*What you need to do*
Search the data below for lines that include the word "heading" and state how many there are, nothing else.
/---
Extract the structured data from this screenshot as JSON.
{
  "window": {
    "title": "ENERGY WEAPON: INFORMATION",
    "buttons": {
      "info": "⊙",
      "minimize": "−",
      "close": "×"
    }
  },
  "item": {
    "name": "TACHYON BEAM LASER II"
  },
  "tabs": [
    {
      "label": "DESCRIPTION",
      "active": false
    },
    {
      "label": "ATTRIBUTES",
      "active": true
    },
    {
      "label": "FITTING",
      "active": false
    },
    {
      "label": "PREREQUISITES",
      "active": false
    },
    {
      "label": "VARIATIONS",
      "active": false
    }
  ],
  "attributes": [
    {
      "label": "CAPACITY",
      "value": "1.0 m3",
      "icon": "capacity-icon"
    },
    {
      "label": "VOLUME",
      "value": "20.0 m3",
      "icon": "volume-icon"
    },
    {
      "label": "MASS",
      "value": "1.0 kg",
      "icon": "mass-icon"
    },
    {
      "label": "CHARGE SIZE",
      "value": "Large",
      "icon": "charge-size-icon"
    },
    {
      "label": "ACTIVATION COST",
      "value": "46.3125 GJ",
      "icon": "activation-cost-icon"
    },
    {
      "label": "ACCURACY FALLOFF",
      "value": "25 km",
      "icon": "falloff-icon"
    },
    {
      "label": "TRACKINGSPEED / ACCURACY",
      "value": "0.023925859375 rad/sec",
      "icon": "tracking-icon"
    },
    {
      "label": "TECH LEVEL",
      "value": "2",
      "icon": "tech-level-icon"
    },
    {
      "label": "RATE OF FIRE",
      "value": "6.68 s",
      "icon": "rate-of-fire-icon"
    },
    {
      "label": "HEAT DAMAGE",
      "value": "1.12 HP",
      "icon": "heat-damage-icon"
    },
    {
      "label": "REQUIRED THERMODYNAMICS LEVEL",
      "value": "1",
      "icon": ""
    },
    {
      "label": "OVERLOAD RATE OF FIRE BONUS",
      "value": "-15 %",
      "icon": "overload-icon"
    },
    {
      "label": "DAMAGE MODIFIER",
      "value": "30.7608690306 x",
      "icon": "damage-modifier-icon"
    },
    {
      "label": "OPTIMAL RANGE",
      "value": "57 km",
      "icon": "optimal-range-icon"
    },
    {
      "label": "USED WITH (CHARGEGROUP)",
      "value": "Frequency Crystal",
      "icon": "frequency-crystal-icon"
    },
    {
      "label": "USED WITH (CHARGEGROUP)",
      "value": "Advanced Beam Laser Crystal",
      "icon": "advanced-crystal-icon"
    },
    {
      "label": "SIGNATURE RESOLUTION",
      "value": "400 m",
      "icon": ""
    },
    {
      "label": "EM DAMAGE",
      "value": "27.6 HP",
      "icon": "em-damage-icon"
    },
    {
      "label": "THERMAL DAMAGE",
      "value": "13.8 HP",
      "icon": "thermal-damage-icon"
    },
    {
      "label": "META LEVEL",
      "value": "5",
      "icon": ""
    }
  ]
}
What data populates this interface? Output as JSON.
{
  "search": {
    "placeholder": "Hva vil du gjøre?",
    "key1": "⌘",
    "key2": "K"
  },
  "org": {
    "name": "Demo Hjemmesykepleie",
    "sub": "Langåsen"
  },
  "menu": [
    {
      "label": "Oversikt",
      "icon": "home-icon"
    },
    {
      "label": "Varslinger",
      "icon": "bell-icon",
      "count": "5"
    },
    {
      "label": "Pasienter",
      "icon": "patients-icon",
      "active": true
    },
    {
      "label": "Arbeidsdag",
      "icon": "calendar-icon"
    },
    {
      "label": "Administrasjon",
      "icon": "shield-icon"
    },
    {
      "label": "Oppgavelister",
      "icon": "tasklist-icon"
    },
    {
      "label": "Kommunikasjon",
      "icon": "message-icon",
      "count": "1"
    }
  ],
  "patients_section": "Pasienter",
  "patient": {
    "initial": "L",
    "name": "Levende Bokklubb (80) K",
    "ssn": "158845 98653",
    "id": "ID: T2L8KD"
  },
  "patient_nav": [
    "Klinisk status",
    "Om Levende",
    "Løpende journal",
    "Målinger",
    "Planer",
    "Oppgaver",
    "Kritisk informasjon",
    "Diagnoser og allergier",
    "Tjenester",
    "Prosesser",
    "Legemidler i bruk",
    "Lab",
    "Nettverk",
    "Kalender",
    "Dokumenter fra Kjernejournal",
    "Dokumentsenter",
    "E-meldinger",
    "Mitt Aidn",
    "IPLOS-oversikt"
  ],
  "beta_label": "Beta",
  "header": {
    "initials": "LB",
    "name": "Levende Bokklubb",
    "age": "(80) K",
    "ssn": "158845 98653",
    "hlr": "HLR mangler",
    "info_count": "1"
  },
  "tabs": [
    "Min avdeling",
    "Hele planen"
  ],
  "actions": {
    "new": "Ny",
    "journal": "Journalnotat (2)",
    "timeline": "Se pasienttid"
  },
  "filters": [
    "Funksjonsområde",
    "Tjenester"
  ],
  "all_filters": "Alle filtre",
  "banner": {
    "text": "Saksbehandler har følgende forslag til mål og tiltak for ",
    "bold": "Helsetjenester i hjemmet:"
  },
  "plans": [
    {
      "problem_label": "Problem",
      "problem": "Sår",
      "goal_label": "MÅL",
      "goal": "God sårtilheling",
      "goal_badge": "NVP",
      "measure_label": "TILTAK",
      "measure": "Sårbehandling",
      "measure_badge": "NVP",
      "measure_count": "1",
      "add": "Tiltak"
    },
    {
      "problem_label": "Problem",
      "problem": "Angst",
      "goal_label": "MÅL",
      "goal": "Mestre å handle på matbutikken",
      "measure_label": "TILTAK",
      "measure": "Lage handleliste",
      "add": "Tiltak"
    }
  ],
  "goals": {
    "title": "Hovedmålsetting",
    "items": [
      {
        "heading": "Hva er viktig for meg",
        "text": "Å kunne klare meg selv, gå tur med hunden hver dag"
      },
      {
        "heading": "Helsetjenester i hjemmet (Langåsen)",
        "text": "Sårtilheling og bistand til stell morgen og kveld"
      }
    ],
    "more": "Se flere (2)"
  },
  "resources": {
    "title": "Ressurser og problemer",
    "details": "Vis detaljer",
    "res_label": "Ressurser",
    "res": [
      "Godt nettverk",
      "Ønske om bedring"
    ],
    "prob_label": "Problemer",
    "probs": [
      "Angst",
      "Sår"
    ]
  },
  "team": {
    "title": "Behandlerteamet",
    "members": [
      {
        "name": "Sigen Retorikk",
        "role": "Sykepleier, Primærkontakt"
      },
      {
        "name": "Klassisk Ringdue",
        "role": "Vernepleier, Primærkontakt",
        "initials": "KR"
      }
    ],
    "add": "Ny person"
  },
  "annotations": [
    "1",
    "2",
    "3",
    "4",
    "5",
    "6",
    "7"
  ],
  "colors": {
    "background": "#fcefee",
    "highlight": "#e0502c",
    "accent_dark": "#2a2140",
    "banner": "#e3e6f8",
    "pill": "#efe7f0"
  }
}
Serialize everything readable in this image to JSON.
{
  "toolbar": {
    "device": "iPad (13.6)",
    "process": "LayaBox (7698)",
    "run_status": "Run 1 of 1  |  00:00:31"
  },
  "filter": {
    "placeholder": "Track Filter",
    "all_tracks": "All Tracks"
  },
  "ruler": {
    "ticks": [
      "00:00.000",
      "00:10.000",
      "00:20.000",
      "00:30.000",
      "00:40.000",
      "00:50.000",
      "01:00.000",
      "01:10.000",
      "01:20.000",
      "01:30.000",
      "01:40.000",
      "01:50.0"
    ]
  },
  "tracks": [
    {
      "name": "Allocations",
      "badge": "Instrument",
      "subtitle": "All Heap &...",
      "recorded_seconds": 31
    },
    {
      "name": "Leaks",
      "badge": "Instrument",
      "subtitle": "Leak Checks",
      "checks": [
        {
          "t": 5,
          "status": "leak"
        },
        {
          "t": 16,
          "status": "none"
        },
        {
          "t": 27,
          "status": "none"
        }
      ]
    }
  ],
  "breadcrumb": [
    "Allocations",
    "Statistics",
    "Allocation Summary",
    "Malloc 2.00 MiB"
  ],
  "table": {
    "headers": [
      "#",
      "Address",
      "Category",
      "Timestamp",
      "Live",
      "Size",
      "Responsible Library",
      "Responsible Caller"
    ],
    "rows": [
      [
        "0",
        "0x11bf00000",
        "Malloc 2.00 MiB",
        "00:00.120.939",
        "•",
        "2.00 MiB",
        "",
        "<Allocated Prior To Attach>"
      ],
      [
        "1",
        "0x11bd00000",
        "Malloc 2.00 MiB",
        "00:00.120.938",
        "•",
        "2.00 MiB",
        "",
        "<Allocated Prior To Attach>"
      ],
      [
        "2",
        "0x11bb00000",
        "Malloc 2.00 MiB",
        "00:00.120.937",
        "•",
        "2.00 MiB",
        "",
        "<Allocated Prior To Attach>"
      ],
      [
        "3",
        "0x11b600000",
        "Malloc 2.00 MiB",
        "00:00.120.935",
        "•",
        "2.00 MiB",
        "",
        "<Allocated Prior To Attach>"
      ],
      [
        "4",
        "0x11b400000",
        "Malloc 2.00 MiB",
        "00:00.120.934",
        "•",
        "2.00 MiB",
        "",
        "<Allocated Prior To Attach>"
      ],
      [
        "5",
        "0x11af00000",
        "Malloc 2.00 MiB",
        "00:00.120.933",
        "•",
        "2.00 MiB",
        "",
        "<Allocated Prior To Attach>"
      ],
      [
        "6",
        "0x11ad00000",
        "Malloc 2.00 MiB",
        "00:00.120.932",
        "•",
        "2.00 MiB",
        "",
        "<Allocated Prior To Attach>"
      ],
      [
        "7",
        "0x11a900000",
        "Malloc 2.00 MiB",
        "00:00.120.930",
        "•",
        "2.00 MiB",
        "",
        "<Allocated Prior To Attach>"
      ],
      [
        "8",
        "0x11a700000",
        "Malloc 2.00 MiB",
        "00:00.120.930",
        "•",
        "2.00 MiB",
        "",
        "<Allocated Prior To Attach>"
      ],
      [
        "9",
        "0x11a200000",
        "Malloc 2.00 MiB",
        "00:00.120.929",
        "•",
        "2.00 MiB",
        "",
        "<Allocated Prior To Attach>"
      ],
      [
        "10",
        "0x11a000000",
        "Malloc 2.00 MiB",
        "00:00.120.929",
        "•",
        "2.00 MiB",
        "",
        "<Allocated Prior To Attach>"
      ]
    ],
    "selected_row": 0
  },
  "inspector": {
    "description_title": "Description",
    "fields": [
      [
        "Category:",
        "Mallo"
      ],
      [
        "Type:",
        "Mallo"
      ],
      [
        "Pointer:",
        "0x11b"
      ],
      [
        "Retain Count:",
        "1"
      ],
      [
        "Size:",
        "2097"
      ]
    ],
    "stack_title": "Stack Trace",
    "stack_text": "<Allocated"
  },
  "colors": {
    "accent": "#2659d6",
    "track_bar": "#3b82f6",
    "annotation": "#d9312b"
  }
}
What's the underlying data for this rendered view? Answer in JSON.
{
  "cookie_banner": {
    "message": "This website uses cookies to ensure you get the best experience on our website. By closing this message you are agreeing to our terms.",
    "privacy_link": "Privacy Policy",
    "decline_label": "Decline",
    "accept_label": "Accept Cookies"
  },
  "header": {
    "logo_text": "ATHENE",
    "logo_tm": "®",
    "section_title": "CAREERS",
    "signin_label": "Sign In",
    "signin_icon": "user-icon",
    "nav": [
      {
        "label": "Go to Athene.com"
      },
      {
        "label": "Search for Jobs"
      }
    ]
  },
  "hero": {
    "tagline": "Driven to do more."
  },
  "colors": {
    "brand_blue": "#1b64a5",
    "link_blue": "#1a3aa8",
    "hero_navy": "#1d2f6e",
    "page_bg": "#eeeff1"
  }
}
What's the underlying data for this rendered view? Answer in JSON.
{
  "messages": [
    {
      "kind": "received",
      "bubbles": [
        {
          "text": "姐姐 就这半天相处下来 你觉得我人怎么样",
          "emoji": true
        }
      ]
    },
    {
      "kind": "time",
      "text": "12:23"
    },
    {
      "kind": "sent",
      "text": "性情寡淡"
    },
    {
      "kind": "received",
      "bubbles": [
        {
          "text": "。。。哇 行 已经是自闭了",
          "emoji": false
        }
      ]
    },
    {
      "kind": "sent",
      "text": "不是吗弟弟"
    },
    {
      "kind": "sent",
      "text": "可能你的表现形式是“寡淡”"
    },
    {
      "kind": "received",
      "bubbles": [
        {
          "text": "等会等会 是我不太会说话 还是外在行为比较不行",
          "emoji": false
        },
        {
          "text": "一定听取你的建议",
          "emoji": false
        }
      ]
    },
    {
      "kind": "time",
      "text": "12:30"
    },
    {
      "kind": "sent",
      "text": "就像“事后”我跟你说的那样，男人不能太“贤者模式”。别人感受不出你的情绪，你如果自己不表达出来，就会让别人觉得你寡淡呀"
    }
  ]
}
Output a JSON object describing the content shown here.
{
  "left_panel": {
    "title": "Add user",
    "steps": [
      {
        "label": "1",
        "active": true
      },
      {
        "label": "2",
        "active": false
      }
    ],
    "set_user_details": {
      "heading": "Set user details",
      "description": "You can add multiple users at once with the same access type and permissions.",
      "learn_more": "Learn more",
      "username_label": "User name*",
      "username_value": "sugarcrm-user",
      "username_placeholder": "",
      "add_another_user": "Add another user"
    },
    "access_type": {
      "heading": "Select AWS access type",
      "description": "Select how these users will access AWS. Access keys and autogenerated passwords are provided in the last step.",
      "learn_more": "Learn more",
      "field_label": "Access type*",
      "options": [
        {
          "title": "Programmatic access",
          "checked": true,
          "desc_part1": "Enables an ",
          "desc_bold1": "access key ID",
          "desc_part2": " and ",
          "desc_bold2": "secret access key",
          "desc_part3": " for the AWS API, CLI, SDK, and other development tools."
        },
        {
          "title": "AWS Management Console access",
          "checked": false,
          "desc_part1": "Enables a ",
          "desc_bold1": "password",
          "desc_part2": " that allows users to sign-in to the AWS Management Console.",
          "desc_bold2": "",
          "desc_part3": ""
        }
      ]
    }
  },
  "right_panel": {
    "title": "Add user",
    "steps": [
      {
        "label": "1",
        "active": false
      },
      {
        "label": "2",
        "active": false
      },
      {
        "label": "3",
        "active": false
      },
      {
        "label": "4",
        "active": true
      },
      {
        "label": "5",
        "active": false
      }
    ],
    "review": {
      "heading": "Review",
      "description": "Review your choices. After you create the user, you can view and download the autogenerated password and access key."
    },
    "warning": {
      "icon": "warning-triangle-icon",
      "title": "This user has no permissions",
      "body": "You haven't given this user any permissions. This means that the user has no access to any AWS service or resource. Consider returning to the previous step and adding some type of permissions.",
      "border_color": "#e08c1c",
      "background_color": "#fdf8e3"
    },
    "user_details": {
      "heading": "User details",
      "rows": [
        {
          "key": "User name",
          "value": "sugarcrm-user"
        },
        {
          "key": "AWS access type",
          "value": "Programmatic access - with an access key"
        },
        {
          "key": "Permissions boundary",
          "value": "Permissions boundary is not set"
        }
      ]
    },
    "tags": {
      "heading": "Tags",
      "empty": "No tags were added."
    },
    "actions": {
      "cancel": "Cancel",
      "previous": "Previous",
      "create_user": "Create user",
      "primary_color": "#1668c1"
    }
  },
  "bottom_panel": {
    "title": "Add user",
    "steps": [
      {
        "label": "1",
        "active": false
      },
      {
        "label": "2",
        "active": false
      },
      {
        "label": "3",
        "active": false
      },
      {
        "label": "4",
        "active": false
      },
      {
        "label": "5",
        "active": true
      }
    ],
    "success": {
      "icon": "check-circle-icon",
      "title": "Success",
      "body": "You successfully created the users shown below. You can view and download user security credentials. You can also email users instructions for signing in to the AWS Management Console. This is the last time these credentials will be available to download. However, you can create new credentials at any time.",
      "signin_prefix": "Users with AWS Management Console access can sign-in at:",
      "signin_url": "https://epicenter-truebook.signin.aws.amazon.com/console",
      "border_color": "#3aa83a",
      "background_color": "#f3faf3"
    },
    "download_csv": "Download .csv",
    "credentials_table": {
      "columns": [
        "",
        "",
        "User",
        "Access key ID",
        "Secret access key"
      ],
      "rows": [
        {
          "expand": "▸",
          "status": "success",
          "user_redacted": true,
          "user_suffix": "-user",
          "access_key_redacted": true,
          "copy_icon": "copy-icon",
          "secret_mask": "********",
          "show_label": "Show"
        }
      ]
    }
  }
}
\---
*Response below*
7